- Opening Delimiter -
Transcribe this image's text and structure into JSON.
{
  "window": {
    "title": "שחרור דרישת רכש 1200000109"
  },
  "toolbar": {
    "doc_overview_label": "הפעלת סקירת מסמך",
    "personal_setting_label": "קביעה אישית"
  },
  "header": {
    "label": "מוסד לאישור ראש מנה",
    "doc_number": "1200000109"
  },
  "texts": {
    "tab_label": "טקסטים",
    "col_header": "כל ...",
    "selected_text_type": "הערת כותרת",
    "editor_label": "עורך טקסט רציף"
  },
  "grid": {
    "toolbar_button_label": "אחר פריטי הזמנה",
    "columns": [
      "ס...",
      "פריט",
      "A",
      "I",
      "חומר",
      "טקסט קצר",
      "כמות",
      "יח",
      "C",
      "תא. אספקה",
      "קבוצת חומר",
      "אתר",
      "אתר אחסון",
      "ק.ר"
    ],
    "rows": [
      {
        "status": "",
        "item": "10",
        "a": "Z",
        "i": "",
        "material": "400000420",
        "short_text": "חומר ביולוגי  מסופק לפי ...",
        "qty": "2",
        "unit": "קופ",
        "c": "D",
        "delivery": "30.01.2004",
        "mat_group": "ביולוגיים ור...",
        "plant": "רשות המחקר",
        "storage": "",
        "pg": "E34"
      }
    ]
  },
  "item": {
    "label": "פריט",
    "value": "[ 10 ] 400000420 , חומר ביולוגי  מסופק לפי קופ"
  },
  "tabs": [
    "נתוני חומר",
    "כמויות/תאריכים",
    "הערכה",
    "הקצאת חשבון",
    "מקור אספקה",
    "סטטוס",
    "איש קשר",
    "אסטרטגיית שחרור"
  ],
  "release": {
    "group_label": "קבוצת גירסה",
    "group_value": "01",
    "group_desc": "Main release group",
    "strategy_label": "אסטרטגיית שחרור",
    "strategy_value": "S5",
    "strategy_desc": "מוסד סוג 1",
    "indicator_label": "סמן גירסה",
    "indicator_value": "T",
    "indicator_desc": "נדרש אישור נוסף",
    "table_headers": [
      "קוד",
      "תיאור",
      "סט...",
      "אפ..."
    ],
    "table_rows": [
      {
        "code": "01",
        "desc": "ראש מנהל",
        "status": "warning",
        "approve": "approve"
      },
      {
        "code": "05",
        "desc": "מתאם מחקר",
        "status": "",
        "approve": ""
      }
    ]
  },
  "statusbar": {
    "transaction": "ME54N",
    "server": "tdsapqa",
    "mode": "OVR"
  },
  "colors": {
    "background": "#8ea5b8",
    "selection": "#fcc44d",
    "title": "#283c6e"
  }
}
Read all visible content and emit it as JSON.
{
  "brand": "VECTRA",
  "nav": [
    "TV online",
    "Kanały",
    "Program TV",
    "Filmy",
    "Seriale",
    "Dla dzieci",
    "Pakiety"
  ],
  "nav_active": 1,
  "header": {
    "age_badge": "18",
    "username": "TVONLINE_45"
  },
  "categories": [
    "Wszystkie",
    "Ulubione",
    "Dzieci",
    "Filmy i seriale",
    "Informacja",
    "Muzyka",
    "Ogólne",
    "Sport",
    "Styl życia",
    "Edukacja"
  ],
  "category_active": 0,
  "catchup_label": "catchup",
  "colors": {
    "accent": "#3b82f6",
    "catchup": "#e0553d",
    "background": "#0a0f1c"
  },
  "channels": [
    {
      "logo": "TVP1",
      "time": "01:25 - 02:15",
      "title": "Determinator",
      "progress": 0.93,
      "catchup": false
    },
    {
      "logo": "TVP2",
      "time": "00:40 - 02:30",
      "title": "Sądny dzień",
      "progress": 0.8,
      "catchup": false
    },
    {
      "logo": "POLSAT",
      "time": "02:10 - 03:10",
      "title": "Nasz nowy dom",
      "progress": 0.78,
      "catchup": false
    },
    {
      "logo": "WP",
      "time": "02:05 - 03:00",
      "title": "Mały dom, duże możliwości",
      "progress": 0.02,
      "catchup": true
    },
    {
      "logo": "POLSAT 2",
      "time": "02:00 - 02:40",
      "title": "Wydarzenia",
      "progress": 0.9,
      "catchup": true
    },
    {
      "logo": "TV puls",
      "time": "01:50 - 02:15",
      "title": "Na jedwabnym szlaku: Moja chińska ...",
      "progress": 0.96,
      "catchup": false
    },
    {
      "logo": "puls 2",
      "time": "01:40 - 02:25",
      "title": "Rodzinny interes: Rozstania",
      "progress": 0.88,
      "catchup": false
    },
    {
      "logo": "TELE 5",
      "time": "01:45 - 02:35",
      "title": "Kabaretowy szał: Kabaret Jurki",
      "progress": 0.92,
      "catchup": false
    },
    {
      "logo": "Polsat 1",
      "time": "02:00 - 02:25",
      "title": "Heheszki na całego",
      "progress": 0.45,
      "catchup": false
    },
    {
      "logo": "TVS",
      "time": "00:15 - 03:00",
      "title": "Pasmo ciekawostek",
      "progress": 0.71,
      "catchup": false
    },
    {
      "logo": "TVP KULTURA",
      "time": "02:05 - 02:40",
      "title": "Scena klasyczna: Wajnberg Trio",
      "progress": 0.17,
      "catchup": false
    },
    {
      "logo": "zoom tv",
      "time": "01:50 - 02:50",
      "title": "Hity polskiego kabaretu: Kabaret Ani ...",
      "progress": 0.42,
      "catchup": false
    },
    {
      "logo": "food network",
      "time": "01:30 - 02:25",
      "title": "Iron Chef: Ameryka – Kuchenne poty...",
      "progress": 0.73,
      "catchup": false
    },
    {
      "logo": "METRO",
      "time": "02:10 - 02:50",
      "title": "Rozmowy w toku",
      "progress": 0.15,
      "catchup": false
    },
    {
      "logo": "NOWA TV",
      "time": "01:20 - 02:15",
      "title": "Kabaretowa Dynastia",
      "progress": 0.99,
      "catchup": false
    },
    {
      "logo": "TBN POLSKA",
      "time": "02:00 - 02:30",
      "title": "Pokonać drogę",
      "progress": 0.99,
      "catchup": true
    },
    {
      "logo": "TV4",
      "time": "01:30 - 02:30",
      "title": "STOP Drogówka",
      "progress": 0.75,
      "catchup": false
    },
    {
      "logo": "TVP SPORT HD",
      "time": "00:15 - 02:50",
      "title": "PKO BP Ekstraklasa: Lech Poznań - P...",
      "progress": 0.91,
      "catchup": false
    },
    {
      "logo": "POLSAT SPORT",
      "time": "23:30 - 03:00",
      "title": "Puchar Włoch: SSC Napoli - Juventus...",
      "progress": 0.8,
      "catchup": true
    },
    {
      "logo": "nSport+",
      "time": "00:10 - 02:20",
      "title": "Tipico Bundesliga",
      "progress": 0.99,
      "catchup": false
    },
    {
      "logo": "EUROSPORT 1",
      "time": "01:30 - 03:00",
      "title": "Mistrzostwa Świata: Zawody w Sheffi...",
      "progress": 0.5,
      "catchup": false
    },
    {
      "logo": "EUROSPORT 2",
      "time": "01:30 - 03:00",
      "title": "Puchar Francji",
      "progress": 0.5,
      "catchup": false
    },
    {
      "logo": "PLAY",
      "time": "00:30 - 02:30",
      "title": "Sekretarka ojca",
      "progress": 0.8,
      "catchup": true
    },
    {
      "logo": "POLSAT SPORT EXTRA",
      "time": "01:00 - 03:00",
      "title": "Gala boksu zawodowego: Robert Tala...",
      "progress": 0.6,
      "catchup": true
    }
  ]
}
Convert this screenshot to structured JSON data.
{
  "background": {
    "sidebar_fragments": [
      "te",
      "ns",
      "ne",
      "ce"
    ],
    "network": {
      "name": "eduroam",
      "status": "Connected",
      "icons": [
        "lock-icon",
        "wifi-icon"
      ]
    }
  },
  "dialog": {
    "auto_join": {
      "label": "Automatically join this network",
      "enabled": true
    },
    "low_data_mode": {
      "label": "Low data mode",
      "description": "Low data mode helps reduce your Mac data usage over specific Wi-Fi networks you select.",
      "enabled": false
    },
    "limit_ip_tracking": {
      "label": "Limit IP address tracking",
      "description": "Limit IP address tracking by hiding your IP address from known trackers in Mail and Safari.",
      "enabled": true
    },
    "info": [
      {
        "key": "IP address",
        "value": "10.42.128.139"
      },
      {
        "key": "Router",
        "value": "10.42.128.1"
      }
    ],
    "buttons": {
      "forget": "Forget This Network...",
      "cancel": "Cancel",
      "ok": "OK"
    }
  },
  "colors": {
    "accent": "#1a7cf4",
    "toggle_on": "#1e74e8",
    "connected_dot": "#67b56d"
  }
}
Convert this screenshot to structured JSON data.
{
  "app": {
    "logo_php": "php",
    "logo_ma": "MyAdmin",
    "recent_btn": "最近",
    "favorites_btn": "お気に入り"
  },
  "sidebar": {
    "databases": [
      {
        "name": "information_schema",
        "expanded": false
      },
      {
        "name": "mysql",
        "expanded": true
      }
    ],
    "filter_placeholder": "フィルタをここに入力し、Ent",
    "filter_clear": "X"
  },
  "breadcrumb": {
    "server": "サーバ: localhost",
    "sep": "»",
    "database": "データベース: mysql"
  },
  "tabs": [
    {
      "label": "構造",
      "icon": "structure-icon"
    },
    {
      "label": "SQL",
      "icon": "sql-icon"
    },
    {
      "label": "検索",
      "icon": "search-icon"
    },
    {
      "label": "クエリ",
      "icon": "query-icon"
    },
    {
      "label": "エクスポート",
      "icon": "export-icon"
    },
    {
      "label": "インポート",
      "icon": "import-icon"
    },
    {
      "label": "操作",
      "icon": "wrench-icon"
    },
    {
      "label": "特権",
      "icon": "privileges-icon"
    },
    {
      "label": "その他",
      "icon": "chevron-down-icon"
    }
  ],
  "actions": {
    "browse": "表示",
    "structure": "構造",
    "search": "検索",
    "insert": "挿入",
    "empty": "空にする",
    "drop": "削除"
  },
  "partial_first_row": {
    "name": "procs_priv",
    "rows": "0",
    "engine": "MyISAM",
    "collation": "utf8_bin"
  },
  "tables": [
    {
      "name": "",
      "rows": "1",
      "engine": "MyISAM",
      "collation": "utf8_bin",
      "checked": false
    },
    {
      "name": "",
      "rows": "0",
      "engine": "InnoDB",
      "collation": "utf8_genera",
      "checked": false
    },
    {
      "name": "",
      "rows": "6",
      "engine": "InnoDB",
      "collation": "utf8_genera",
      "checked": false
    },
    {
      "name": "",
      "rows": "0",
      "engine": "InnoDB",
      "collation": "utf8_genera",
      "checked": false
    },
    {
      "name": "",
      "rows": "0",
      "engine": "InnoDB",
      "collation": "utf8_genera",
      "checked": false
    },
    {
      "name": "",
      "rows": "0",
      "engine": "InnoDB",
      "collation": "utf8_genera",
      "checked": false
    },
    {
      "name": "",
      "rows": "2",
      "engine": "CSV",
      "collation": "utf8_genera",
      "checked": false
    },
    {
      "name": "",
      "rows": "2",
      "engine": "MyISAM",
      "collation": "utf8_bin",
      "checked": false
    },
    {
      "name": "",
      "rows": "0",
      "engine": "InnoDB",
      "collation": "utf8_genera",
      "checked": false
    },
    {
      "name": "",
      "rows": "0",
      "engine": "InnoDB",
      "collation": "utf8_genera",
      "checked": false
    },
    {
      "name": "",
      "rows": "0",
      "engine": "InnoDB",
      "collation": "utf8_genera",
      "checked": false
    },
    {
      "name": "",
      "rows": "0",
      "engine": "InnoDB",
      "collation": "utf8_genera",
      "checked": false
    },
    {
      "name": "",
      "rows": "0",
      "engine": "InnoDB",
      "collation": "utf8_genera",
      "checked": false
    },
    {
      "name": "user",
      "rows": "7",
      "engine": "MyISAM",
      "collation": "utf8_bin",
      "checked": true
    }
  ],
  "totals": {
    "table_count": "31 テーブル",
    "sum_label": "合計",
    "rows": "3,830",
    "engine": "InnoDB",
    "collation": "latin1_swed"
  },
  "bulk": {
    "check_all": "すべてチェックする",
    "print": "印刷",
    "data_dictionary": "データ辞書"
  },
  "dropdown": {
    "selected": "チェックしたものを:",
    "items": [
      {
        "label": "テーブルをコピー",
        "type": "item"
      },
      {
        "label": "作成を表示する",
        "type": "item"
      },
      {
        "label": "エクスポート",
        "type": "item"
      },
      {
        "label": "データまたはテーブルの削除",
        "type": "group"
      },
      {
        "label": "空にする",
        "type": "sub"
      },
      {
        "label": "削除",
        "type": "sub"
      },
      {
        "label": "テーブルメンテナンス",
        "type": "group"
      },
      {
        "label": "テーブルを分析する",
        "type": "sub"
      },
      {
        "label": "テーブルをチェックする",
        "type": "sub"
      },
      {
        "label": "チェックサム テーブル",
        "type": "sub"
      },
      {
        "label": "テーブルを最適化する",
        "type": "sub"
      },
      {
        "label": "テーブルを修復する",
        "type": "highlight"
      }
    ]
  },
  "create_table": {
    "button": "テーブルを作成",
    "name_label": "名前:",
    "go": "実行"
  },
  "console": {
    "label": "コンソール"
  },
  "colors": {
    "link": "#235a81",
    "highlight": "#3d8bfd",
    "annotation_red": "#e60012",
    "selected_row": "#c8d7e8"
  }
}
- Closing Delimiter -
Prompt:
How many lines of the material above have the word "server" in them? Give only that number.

Result of this task:
2